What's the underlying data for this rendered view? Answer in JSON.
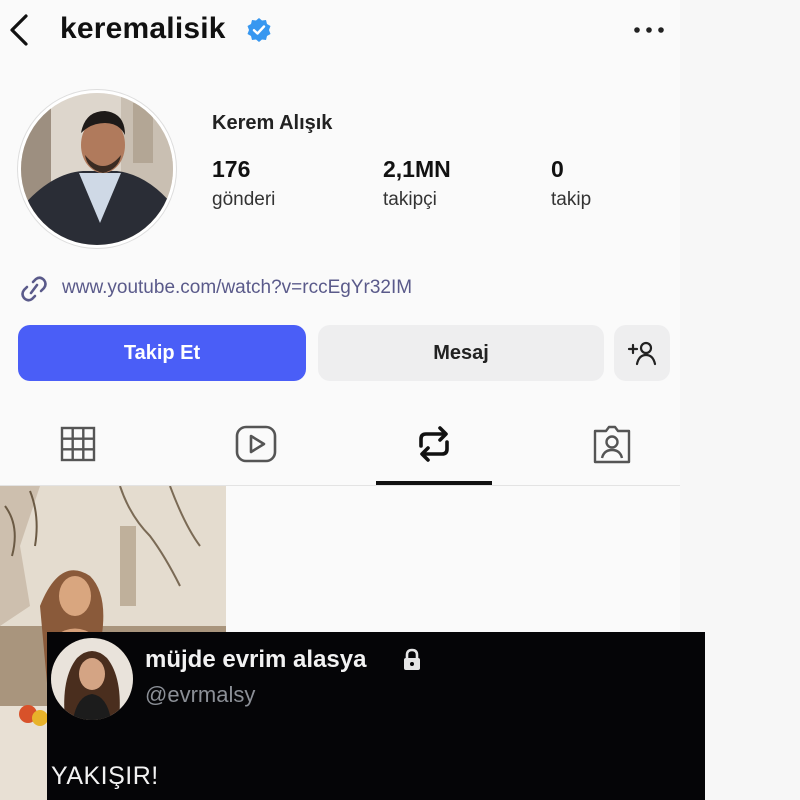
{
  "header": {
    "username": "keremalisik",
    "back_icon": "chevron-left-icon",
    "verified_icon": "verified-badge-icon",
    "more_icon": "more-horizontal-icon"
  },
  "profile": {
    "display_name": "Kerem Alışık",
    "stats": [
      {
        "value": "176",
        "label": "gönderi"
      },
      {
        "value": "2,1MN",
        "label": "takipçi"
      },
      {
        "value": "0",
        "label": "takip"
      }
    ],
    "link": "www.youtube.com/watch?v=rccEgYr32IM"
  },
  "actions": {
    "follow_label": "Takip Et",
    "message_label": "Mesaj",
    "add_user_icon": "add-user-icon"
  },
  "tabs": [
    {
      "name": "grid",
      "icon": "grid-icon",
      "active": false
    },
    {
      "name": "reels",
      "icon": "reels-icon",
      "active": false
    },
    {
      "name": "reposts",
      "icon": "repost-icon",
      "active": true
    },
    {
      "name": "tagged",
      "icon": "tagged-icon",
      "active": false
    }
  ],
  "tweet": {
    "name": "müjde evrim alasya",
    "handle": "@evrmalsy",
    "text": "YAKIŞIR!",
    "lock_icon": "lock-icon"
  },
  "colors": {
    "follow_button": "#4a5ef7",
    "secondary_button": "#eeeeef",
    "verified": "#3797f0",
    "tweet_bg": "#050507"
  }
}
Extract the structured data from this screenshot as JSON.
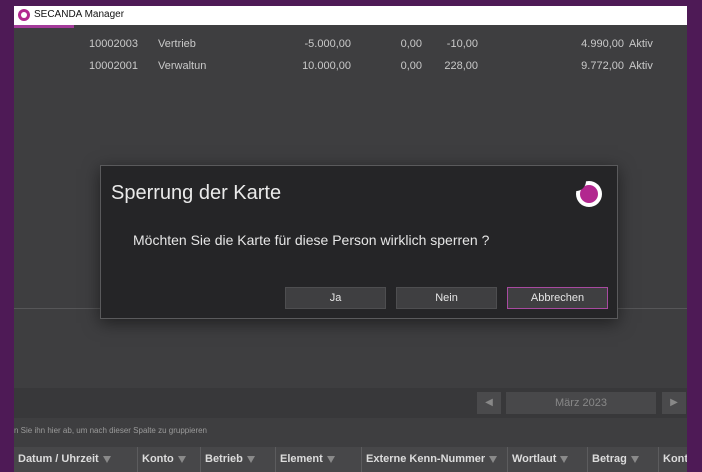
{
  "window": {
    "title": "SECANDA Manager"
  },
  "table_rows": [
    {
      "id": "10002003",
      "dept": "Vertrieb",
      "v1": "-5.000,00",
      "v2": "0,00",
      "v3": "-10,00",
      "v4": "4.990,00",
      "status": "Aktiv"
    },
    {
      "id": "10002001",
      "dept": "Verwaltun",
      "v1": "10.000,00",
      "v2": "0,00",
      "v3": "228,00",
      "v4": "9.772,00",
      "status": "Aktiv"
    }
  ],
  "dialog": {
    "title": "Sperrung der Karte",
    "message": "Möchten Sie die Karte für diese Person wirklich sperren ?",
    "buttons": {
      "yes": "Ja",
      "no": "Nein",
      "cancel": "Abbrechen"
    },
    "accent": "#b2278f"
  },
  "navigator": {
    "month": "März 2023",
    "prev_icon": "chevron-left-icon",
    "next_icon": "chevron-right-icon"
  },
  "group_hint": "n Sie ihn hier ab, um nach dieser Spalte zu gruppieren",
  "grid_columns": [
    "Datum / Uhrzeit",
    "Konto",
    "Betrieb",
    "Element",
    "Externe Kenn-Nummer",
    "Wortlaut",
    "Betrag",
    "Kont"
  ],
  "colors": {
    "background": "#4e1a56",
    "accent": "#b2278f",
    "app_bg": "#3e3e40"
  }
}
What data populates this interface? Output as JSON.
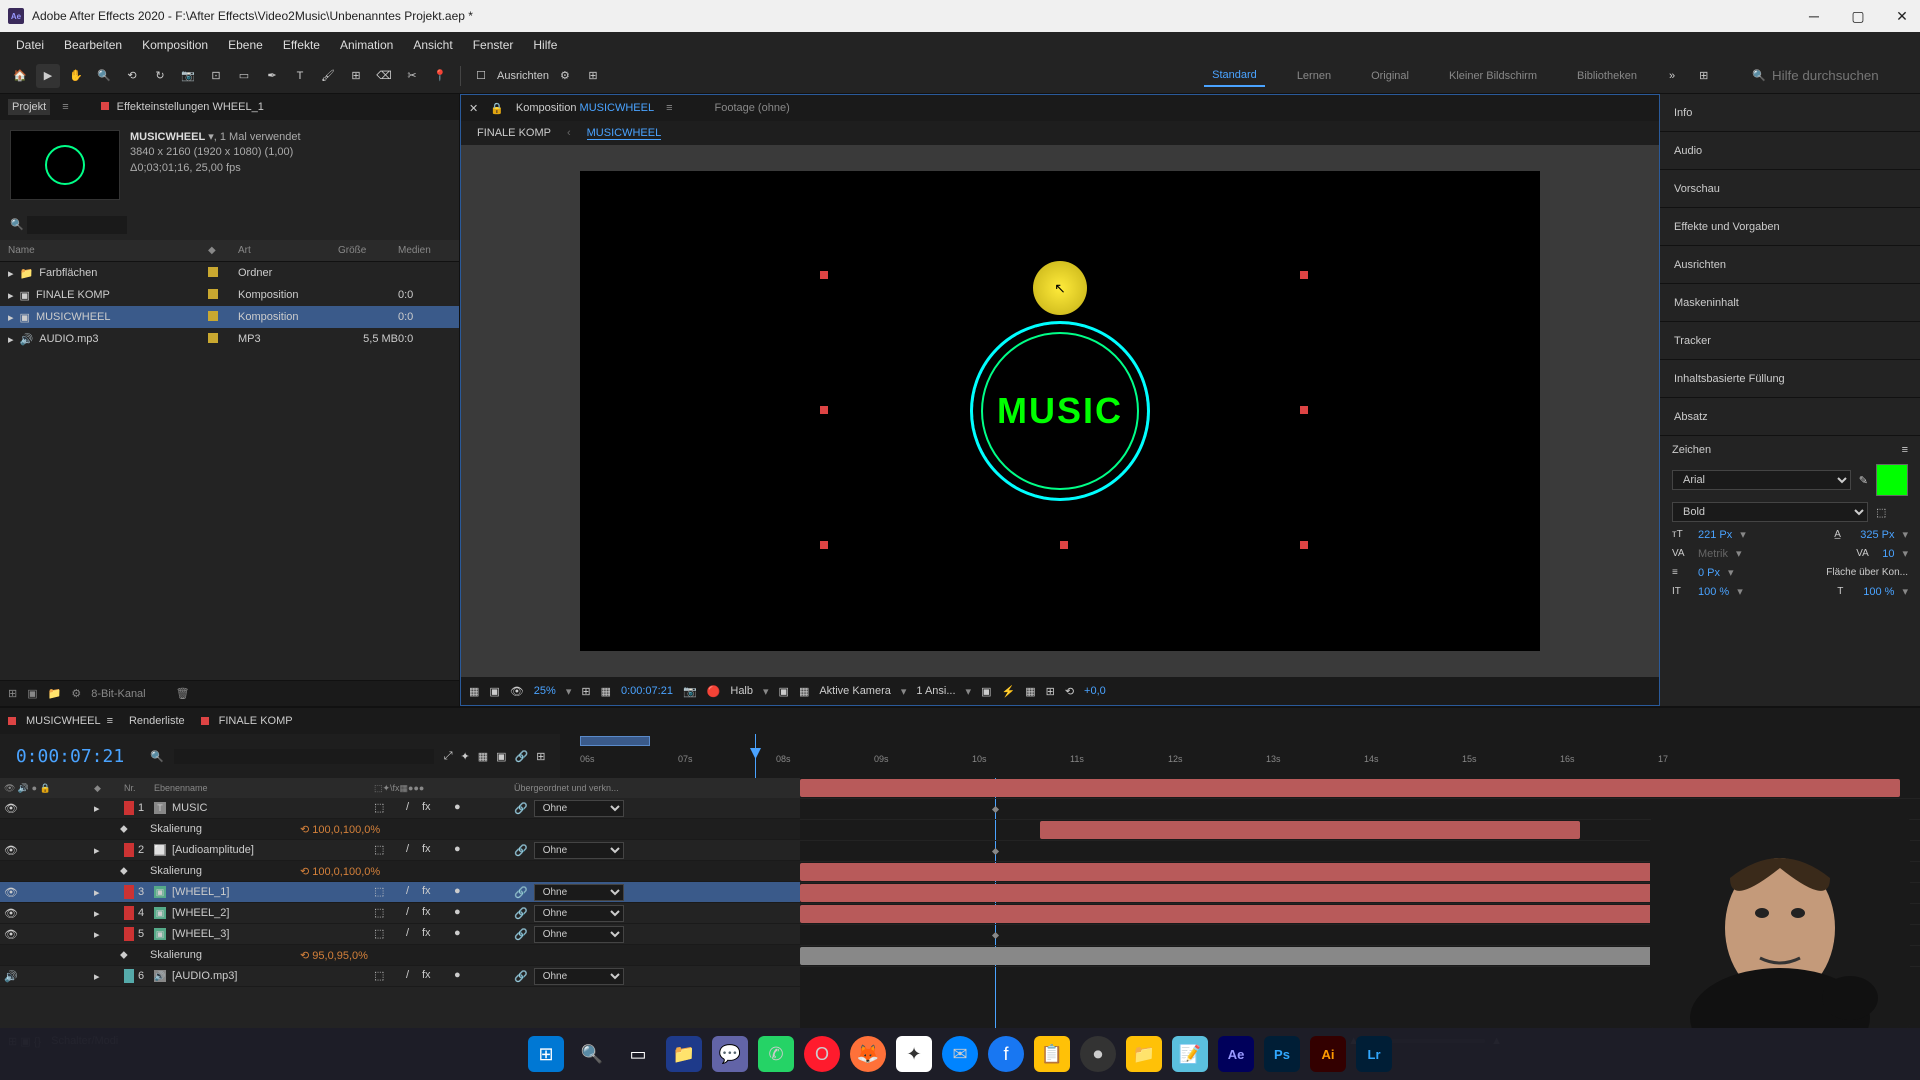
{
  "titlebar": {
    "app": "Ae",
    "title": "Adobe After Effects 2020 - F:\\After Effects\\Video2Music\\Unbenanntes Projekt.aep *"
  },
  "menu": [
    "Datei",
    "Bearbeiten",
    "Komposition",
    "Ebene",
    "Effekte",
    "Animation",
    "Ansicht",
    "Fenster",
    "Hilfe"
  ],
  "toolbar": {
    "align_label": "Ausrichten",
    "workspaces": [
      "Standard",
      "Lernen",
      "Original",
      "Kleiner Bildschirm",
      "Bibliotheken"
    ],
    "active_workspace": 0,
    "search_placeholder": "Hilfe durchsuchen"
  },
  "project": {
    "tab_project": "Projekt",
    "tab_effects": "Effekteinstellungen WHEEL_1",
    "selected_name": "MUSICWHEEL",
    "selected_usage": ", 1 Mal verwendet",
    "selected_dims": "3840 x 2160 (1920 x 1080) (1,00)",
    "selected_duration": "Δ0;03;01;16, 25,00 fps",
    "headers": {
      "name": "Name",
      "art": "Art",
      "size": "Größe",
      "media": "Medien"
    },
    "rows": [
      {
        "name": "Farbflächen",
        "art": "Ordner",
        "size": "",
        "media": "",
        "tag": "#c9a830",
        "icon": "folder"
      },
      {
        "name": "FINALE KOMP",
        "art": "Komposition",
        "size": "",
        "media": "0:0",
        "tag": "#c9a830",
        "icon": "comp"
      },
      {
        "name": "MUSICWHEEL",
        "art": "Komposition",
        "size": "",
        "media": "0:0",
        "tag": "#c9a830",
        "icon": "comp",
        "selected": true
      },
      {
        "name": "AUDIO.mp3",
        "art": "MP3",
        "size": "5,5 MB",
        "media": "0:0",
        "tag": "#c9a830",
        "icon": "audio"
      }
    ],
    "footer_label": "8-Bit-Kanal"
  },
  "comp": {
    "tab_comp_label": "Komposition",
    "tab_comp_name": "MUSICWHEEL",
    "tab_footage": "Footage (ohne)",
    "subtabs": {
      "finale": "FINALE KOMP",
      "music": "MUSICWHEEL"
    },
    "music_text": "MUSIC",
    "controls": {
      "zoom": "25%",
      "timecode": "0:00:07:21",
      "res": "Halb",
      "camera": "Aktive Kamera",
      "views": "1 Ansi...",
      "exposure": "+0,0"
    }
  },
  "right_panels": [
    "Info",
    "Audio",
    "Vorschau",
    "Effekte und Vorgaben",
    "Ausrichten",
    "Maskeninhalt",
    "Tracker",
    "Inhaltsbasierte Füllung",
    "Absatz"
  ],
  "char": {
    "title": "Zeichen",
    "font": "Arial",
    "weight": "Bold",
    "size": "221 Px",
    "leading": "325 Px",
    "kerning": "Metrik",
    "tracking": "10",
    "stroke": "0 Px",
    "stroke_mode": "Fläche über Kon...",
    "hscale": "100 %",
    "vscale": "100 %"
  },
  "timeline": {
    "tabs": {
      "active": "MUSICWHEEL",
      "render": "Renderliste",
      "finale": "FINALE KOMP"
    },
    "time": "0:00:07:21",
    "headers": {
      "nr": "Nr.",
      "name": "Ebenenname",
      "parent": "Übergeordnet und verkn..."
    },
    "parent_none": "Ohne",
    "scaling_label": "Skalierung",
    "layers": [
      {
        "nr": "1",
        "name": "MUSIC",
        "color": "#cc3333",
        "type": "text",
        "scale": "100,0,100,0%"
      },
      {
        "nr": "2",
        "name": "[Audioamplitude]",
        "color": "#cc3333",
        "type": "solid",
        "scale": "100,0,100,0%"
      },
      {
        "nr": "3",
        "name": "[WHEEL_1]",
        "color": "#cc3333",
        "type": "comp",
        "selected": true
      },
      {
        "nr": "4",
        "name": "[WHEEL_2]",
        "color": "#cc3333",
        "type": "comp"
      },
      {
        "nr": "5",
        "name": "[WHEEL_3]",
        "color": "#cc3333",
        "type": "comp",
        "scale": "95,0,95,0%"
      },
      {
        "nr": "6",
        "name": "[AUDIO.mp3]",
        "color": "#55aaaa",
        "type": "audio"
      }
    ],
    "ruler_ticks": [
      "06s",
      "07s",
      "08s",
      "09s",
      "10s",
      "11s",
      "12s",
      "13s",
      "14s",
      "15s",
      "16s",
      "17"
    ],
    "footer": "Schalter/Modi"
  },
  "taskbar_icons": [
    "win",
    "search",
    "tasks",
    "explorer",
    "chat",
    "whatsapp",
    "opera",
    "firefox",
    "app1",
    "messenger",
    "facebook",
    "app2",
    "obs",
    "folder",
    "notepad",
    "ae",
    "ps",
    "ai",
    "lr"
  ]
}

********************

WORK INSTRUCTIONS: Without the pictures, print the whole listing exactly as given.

TASK RESULT:
What's the underlying data for this rendered view? Answer in JSON.
{
  "header": {
    "username": "keremalisik",
    "back_icon": "chevron-left-icon",
    "verified_icon": "verified-badge-icon",
    "more_icon": "more-horizontal-icon"
  },
  "profile": {
    "display_name": "Kerem Alışık",
    "stats": [
      {
        "value": "176",
        "label": "gönderi"
      },
      {
        "value": "2,1MN",
        "label": "takipçi"
      },
      {
        "value": "0",
        "label": "takip"
      }
    ],
    "link": "www.youtube.com/watch?v=rccEgYr32IM"
  },
  "actions": {
    "follow_label": "Takip Et",
    "message_label": "Mesaj",
    "add_user_icon": "add-user-icon"
  },
  "tabs": [
    {
      "name": "grid",
      "icon": "grid-icon",
      "active": false
    },
    {
      "name": "reels",
      "icon": "reels-icon",
      "active": false
    },
    {
      "name": "reposts",
      "icon": "repost-icon",
      "active": true
    },
    {
      "name": "tagged",
      "icon": "tagged-icon",
      "active": false
    }
  ],
  "tweet": {
    "name": "müjde evrim alasya",
    "handle": "@evrmalsy",
    "text": "YAKIŞIR!",
    "lock_icon": "lock-icon"
  },
  "colors": {
    "follow_button": "#4a5ef7",
    "secondary_button": "#eeeeef",
    "verified": "#3797f0",
    "tweet_bg": "#050507"
  }
}
Extract the structured data from this screenshot as JSON.
{
  "window": {
    "title": "SECANDA Manager"
  },
  "table_rows": [
    {
      "id": "10002003",
      "dept": "Vertrieb",
      "v1": "-5.000,00",
      "v2": "0,00",
      "v3": "-10,00",
      "v4": "4.990,00",
      "status": "Aktiv"
    },
    {
      "id": "10002001",
      "dept": "Verwaltun",
      "v1": "10.000,00",
      "v2": "0,00",
      "v3": "228,00",
      "v4": "9.772,00",
      "status": "Aktiv"
    }
  ],
  "dialog": {
    "title": "Sperrung der Karte",
    "message": "Möchten Sie die Karte für diese Person wirklich sperren ?",
    "buttons": {
      "yes": "Ja",
      "no": "Nein",
      "cancel": "Abbrechen"
    },
    "accent": "#b2278f"
  },
  "navigator": {
    "month": "März 2023",
    "prev_icon": "chevron-left-icon",
    "next_icon": "chevron-right-icon"
  },
  "group_hint": "n Sie ihn hier ab, um nach dieser Spalte zu gruppieren",
  "grid_columns": [
    "Datum / Uhrzeit",
    "Konto",
    "Betrieb",
    "Element",
    "Externe Kenn-Nummer",
    "Wortlaut",
    "Betrag",
    "Kont"
  ],
  "colors": {
    "background": "#4e1a56",
    "accent": "#b2278f",
    "app_bg": "#3e3e40"
  }
}
What data populates this interface? Output as JSON.
{
  "titlebar": {
    "app": "Ae",
    "title": "Adobe After Effects 2020 - F:\\After Effects\\Video2Music\\Unbenanntes Projekt.aep *"
  },
  "menu": [
    "Datei",
    "Bearbeiten",
    "Komposition",
    "Ebene",
    "Effekte",
    "Animation",
    "Ansicht",
    "Fenster",
    "Hilfe"
  ],
  "toolbar": {
    "align_label": "Ausrichten",
    "workspaces": [
      "Standard",
      "Lernen",
      "Original",
      "Kleiner Bildschirm",
      "Bibliotheken"
    ],
    "active_workspace": 0,
    "search_placeholder": "Hilfe durchsuchen"
  },
  "project": {
    "tab_project": "Projekt",
    "tab_effects": "Effekteinstellungen WHEEL_1",
    "selected_name": "MUSICWHEEL",
    "selected_usage": ", 1 Mal verwendet",
    "selected_dims": "3840 x 2160 (1920 x 1080) (1,00)",
    "selected_duration": "Δ0;03;01;16, 25,00 fps",
    "headers": {
      "name": "Name",
      "art": "Art",
      "size": "Größe",
      "media": "Medien"
    },
    "rows": [
      {
        "name": "Farbflächen",
        "art": "Ordner",
        "size": "",
        "media": "",
        "tag": "#c9a830",
        "icon": "folder"
      },
      {
        "name": "FINALE KOMP",
        "art": "Komposition",
        "size": "",
        "media": "0:0",
        "tag": "#c9a830",
        "icon": "comp"
      },
      {
        "name": "MUSICWHEEL",
        "art": "Komposition",
        "size": "",
        "media": "0:0",
        "tag": "#c9a830",
        "icon": "comp",
        "selected": true
      },
      {
        "name": "AUDIO.mp3",
        "art": "MP3",
        "size": "5,5 MB",
        "media": "0:0",
        "tag": "#c9a830",
        "icon": "audio"
      }
    ],
    "footer_label": "8-Bit-Kanal"
  },
  "comp": {
    "tab_comp_label": "Komposition",
    "tab_comp_name": "MUSICWHEEL",
    "tab_footage": "Footage (ohne)",
    "subtabs": {
      "finale": "FINALE KOMP",
      "music": "MUSICWHEEL"
    },
    "music_text": "MUSIC",
    "controls": {
      "zoom": "25%",
      "timecode": "0:00:07:21",
      "res": "Halb",
      "camera": "Aktive Kamera",
      "views": "1 Ansi...",
      "exposure": "+0,0"
    }
  },
  "right_panels": [
    "Info",
    "Audio",
    "Vorschau",
    "Effekte und Vorgaben",
    "Ausrichten",
    "Maskeninhalt",
    "Tracker",
    "Inhaltsbasierte Füllung",
    "Absatz"
  ],
  "char": {
    "title": "Zeichen",
    "font": "Arial",
    "weight": "Bold",
    "size": "221 Px",
    "leading": "325 Px",
    "kerning": "Metrik",
    "tracking": "10",
    "stroke": "0 Px",
    "stroke_mode": "Fläche über Kon...",
    "hscale": "100 %",
    "vscale": "100 %"
  },
  "timeline": {
    "tabs": {
      "active": "MUSICWHEEL",
      "render": "Renderliste",
      "finale": "FINALE KOMP"
    },
    "time": "0:00:07:21",
    "headers": {
      "nr": "Nr.",
      "name": "Ebenenname",
      "parent": "Übergeordnet und verkn..."
    },
    "parent_none": "Ohne",
    "scaling_label": "Skalierung",
    "layers": [
      {
        "nr": "1",
        "name": "MUSIC",
        "color": "#cc3333",
        "type": "text",
        "scale": "100,0,100,0%"
      },
      {
        "nr": "2",
        "name": "[Audioamplitude]",
        "color": "#cc3333",
        "type": "solid",
        "scale": "100,0,100,0%"
      },
      {
        "nr": "3",
        "name": "[WHEEL_1]",
        "color": "#cc3333",
        "type": "comp",
        "selected": true
      },
      {
        "nr": "4",
        "name": "[WHEEL_2]",
        "color": "#cc3333",
        "type": "comp"
      },
      {
        "nr": "5",
        "name": "[WHEEL_3]",
        "color": "#cc3333",
        "type": "comp",
        "scale": "95,0,95,0%"
      },
      {
        "nr": "6",
        "name": "[AUDIO.mp3]",
        "color": "#55aaaa",
        "type": "audio"
      }
    ],
    "ruler_ticks": [
      "06s",
      "07s",
      "08s",
      "09s",
      "10s",
      "11s",
      "12s",
      "13s",
      "14s",
      "15s",
      "16s",
      "17"
    ],
    "footer": "Schalter/Modi"
  },
  "taskbar_icons": [
    "win",
    "search",
    "tasks",
    "explorer",
    "chat",
    "whatsapp",
    "opera",
    "firefox",
    "app1",
    "messenger",
    "facebook",
    "app2",
    "obs",
    "folder",
    "notepad",
    "ae",
    "ps",
    "ai",
    "lr"
  ]
}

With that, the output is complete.